The denigration of rational capability via pseudo-contextualisation — and its ultimate aim: disenfranchisement — is at the root of some Remain characterisations of Leave voters: “The most Brexit parts of the country have the lowest amounts of immigration!” they trill, as though such an observation carries inferential weight; what are you, some sort of suburban Victor Orban?
While these approaches are losing efficacy, it’s unlikely that the Left will refrain from deploying them; indeed — see Clive Lewis for details — the Left’s response to the increase in votes for hardline populists is to double-down on the demonisation, narrative blurring and contextualisation tactics.
This ought to give the moderate centre-right an opportunity: David Cameron, arch-liberal, didn’t shy away from confronting extremism in his speeches and his policy intentions, no matter how loudly the Guardian screeched “racist” at him for daring to encourage English speaking in migrant communities (for example.)

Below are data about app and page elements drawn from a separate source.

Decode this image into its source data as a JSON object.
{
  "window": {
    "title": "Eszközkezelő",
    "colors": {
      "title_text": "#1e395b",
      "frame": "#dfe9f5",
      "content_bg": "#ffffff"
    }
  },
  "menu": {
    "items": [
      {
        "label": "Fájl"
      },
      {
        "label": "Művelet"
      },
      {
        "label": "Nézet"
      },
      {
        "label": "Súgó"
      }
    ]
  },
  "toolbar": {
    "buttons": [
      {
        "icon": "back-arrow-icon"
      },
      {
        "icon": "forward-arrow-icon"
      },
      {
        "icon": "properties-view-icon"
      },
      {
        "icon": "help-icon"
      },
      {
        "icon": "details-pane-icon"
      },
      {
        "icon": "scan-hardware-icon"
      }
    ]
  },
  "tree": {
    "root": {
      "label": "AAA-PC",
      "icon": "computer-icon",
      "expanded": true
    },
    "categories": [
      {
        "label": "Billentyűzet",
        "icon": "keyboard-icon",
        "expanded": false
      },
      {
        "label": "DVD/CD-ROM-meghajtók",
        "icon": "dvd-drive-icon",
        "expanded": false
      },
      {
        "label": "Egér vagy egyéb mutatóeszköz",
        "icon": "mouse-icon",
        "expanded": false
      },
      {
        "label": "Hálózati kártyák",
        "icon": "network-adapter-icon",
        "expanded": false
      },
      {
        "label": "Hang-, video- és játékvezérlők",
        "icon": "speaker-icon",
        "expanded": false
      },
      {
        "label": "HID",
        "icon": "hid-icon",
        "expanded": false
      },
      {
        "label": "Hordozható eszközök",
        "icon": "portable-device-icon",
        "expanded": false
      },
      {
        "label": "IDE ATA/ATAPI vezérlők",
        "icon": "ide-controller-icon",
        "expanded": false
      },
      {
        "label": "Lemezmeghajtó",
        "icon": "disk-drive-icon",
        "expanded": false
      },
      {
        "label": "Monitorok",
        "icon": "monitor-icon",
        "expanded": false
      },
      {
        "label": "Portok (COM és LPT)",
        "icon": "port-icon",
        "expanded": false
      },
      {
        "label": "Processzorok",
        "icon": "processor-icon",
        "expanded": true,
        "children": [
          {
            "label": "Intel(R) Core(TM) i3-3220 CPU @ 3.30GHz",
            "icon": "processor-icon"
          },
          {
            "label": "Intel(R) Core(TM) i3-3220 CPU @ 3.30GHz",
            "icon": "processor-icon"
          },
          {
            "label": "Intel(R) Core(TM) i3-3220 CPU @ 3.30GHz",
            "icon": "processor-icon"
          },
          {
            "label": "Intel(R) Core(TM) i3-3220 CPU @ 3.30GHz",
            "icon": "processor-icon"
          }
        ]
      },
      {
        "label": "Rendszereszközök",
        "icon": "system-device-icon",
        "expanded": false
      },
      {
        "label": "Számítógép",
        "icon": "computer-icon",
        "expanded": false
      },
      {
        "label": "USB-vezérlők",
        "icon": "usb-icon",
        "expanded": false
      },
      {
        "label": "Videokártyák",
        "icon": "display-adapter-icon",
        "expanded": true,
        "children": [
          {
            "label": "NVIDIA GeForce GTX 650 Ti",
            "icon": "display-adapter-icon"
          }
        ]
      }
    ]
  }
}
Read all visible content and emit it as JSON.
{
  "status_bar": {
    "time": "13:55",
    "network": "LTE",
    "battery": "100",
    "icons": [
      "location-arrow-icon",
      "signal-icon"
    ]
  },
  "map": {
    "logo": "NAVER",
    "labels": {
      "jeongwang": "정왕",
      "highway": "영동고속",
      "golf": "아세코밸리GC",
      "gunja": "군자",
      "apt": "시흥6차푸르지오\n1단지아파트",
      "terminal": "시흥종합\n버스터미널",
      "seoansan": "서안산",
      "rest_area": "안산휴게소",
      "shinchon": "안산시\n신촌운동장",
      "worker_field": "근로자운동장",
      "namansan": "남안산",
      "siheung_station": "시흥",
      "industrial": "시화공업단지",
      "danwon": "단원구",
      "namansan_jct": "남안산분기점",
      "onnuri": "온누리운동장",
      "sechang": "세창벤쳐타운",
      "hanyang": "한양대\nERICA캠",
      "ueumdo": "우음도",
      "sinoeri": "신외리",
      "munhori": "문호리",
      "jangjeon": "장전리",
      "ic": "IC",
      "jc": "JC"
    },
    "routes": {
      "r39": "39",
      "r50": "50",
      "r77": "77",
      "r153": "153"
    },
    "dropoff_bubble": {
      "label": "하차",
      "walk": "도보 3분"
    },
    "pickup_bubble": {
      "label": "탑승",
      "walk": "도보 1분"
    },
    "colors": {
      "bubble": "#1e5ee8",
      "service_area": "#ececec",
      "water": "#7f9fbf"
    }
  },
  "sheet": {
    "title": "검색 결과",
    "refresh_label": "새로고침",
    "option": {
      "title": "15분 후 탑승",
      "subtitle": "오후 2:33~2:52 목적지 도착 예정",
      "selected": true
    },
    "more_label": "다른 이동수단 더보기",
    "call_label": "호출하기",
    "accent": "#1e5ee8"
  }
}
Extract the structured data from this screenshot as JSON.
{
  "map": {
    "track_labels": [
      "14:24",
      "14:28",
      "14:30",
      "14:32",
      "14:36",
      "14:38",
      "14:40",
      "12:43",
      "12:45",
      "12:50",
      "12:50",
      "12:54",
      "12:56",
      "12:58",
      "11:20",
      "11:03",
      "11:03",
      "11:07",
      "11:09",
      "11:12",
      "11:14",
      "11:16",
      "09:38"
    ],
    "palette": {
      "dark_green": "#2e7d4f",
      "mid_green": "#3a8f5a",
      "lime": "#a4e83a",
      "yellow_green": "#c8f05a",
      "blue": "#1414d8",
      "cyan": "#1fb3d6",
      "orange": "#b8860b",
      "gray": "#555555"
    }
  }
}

He knew, as I think we all do really, that ignoring the problem of ideological extremism (however dressed up it is as “religion”) won’t make life better in the long run for anyone — devout Muslim and liberal humanist alike. We didn’t refrain from attacking communism as wicked and extreme through fear of upsetting the feelings of individual communists.
Well, Mr Cameron has gone, the defining lament of my early middle-age. Only a fool would expect philosophical grandeur from modern governments, but is it too much to expect them to note the difference between cause and effect? It is their failure to confront an ideology which disdains our values that spikes up support for populists. It is the demonisation of such voters which turns them ‘hardline’. Votes for chancers like the AFD are a symptom, not the cause, of societal disquiet — and of the failure of moderate Conservatism to tackle it.
But from Mrs May: nothing, other than noises about ending discrimination that come straight from the New Labour rulebook. No Tory wins by playing that game.
Talking of Tory wins: we’re about 5,000 votes from the Corbyn revolution. Tory majority in Barnet: 353. Chloe Smith in Norwich: 507. Amber Rudd in Hastings: 346. And so on. You add them up, then look at the religious passion and messianic fervour at Labour’s conference in Brighton. Mrs May was lucky in her election result: après elle, le déluge.
When the Corbyn revolution takes hold, and the time of the angels is upon the Earth — when Clive Lewis and Diane Abbott are in charge of what can be said about immigration — we’ll look back on the current campus witch-hunting hysteria with fondness, as the epitome of cold, rational enquiry.
Because once the Corbynite angels are in power, unbelievers, of course, will be cast as demons (“managed migration always comes down to racism.”) What will happen to the hardline populist support then? In the time of the angels, how do you imagine demons will choose to cast their votes?
You can read more UnHerd reaction to German’s surprise result on our blog.